12th August 2015
Rising incomes and savings pots among UK families are masking a widening wealth gap between the ‘haves’ and ‘have nots’, new research has revealed.
The latest Aviva Family Finance Report found that over the past six months the typical family’s income hit its highest point since March 2012.
In addition better savings habits also mean the typical family is saving a record £113 each month.
But despite this seemingly better backdrop, the income gap between family types has widened and many are not managing to save at all, leaving them vulnerable to financial shocks, especially as debt levels have also increased.
The insurer’s analysis found that the average family’s monthly income after tax reached a three-year high of £2,126 in May, the highest figure recorded since March 2012, when the tally was at £2,139.
Couples with plans to have children have made the greatest gains since November 2014 and have seen their monthly incomes rise by £339 from £2,122 to £2,461, more than twice the boost enjoyed by any other family type.
In contrast, parents who are raising children alone – either as single parents or as a result of being divorced, separated or widowed – have seen their monthly incomes drop from £1,176 to £1,077 over the same period. This loss of £99 a month adds up to £1,188 annually, the equivalent of one month’s salary.
This group has also seen the gap widen between their income and that of the typical family from £866 to £1,049, over the last six months.
Income gap for family types compared to the average family income
|Winter 2014||Summer 2015|
|Median family net income (monthly)||£2,043||£2,126|
|Couples with no plans to have children||+£107||+£95|
|Couples with plans to have children||+£79||+£334|
|Couples with one child||-£27||-£24|
|Couples with two or more children||+£130||+£67|
|Parents raising children alone*||-£866||-£1,049|
Aviva’s data also showed that while the proportion of families taking home at least £2,500 a month has risen from 39% to 43% in the last six months, the percentage taking home £1,000 or less has stayed static at 10%, meaning at least 10% are still surviving on less than half of the typical family’s income.
Savings trends also highlighted the differences between UK family finances.
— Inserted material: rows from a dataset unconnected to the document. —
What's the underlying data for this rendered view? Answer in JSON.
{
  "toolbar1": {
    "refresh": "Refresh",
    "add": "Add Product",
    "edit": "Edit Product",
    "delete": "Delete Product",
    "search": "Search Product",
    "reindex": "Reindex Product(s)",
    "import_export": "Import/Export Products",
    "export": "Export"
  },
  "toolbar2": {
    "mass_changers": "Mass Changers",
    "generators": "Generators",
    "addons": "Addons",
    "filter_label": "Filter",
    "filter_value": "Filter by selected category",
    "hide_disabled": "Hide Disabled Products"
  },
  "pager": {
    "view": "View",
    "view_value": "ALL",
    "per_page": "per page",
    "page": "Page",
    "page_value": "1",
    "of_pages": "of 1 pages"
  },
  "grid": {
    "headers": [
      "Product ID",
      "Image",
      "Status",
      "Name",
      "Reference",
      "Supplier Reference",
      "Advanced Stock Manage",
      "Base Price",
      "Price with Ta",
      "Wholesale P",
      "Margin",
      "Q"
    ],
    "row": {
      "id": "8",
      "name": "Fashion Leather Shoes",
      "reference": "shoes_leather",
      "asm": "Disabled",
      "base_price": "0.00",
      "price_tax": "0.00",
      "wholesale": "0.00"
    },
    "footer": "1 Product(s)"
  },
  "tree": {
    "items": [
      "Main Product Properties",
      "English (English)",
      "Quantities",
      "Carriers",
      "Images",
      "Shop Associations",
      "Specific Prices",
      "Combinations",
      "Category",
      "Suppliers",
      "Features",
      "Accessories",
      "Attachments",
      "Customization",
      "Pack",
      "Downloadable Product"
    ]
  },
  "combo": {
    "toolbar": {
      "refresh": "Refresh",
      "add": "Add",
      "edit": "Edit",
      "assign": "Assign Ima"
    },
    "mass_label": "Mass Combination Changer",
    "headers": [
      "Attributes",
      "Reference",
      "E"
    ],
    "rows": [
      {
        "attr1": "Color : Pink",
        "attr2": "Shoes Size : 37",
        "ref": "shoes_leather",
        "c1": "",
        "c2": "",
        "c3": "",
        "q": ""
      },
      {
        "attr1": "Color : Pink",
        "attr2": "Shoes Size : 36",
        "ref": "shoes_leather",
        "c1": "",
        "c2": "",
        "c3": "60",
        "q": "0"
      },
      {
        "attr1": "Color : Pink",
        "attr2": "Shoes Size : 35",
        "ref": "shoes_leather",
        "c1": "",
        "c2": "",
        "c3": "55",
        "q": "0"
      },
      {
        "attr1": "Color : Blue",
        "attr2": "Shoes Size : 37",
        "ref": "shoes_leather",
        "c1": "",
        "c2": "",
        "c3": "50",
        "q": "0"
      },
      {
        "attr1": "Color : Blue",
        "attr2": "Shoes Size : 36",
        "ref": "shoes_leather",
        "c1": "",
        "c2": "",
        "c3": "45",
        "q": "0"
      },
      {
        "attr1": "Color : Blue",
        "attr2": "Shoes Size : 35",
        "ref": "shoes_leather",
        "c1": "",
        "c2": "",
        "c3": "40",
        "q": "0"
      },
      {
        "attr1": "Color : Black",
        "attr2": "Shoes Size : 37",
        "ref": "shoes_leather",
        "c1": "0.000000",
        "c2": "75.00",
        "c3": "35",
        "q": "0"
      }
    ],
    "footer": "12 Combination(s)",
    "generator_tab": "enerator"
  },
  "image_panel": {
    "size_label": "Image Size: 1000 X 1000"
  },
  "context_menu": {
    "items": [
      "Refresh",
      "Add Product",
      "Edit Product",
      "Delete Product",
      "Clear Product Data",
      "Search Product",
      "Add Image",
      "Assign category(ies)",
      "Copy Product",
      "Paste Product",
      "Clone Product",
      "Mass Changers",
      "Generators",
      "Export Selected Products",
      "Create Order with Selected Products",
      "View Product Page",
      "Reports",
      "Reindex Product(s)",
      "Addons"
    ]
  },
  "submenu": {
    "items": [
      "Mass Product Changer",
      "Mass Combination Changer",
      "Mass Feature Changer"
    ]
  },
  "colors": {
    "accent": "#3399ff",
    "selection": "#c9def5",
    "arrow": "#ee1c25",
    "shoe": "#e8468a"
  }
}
Rising incomes mean the typical family is saving more and putting aside a record £113 a month, compared with £99 in November 2014. The typical savings pot is now £3,116.
However, more than a quarter of families, at 26%, are saving nothing each month, and the percentage with no savings cushion has remained static at 17% over the last six months.
It appears therefore while those families who can afford to save are making efforts to put more money away, the situation has shown little sign of improving for those who were already struggling or failing to do so.
Those who can, are saving more; but many are still not saving
|Winter 2014||Summer 2015|
|Typical monthly savings across all families||£99||£113|
|Percentage saving nothing each month||27%||26%|
|Percentage with no savings put away||17%||17%|
The typical family has used its income gains to increase monthly debt repayments over the last six months, from £197 in November to £225. But the average balance owed has also risen by 5% from £9,050 to £9,520, suggesting that some families are relying more heavily on borrowing to supplement their incomes.
Commenting on the research Louise Colley, managing director, protection at Aviva, said: “This summer’s Family Finances Report brings great news for some British families, but also rings alarm bells for others. Overall, the typical family has got more money in its budget and is using it to save more and reduce their financial vulnerability. However, we must not overlook the growing number of families in danger of being left behind by this resurgence. In particular, single parents face a challenge to maintain their standards of living on lower incomes and it is no wonder that many families are still finding it a struggle to put money away each month.
“It is also a concern to see rising levels of debt that are requiring families to make ever-increasing monthly repayments. With this in mind, it’s important to highlight and address the fragile footing of some British families so they are not left exposed if their circumstances should change.”